Responding to a follower’s Twitter inquiry, SpaceX CEO Elon Musk assessed how the twin satellites, dubbed Tintin A and B, are doing:
The “pretty good” assessment sounds like pretty good news for the SpaceX satellite development team that’s based in Redmond, Wash. The satellites are equipped with flat phased-array antennas that are designed to stay in contact with a series of ground stations as they fly in low Earth orbit.
Based on filings with the Federal Communications Commission, ground stations have been placed in spots such as SpaceX’s facilities in Redmond and Brewster, Wash.; at the company’s headquarters in Hawthorne, Calif.; at rocket test facilities in Texas; and at Tesla’s factory in Fremont, Calif.
Satellite internet is nothing new, of course. But in the past, such services have been provided through geostationary satellite networks that have a noticeable lag time, in the neighborhood of hundreds of milliseconds. That makes a noticeable difference for real-time, two-way communication.
As Musk notes, Starlink’s 25-millisecond latency would make playing video games via satellite internet a lot less laggy. But the main benefit would be to provide low-cost broadband access to areas of the world that can’t get it right now because of a lack of on-the-ground infrastructure.

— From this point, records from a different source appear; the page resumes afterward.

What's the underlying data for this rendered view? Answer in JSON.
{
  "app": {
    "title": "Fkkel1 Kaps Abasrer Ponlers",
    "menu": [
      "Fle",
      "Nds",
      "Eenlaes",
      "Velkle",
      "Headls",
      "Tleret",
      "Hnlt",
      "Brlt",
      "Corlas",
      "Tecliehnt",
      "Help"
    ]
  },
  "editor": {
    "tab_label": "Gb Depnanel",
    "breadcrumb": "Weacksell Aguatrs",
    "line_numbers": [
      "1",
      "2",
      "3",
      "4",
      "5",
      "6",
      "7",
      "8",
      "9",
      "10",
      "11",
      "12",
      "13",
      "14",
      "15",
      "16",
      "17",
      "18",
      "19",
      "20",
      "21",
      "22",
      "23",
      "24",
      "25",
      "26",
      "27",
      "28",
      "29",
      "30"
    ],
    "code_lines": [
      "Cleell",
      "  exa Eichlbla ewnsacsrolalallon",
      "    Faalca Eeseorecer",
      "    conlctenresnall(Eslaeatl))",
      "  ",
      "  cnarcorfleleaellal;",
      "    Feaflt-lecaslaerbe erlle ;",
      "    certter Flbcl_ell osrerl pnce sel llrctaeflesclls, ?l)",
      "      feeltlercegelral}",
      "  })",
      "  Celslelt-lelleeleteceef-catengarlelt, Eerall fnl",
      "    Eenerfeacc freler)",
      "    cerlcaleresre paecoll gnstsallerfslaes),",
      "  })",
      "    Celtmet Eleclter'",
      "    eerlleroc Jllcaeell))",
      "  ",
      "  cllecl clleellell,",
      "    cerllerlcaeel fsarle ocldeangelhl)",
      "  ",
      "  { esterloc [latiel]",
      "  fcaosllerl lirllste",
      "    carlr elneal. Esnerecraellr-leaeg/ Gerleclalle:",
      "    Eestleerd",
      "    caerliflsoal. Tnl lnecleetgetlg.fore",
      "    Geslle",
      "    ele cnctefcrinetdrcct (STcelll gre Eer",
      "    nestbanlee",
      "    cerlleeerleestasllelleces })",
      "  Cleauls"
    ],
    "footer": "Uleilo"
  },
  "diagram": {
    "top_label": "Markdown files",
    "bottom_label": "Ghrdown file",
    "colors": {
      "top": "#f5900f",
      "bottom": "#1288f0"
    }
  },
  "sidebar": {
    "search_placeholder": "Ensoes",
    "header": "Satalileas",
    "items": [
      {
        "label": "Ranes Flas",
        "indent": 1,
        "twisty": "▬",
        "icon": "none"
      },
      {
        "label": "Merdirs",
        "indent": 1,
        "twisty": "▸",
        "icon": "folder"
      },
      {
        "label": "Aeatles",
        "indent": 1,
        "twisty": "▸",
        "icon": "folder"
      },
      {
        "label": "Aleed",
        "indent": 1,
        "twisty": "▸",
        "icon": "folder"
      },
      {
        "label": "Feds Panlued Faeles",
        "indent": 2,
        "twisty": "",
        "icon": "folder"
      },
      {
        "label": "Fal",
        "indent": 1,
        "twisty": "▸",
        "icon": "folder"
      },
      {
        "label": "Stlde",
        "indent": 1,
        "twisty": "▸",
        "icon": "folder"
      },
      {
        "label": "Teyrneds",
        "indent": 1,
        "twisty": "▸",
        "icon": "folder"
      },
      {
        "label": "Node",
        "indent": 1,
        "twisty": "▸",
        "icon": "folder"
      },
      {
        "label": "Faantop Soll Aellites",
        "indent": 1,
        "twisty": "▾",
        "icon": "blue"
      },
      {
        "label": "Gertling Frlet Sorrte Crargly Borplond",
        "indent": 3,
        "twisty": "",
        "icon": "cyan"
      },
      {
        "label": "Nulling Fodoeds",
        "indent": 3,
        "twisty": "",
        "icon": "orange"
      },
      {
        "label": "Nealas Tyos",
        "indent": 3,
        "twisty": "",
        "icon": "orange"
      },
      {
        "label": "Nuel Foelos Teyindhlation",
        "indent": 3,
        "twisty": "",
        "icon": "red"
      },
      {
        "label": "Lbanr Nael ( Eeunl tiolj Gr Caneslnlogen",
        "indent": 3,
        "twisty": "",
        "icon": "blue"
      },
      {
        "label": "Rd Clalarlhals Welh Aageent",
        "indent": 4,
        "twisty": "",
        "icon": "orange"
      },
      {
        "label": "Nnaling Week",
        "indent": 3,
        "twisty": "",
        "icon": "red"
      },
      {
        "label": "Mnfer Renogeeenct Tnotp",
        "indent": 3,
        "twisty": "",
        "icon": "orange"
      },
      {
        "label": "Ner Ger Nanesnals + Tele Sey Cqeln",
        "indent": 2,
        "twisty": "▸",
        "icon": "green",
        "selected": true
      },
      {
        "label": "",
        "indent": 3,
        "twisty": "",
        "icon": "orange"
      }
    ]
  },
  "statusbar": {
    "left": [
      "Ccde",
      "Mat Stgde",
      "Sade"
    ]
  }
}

If SpaceX can capture that market, broadband services could contribute tens of billions to the company’s bottom line annually — providing the cash to fund Musk’s ambitions of sending scads of settlers to Mars and making humanity a multiplanet species.
Trademark filings indicate that the satellites could offer Earth imaging and remote sensing as well as telecommunications.
In an interview that aired this week on CNBC, SpaceX’s president and chief operating officer, Gwynne Shotwell, said the Starlink constellation should be quite successful, “assuming we get the physics right as well as the business right.”
Musk’s positive comments are short on detail, due no doubt to Twitter’s character limits, but they imply that no showstoppers have been encountered on the physics side of the equation.
When it comes to the business case, SpaceX could face a formidable phalanx of telecom competitors — including the low-Earth-orbit constellations being planned by such ventures as OneWeb and Telesat; SES’ O3b medium-Earth-orbit constellation; and ViaSat’s geostationary-based broadband network.
Just a couple of months ago, a startup called Astranis entered the fray with plans to put small-scale broadband satellites into geostationary orbit, one satellite at a time.
SpaceX’s plans call for launching thousands of satellites and starting up commercial service sometime in the next few years. Other ventures could put up thousands more satellites — raising the stakes for policymakers who already see the need to upgrade the world’s space traffic management system.
So when will the satellite rush begin in earnest? Stay tuned for the next tweet.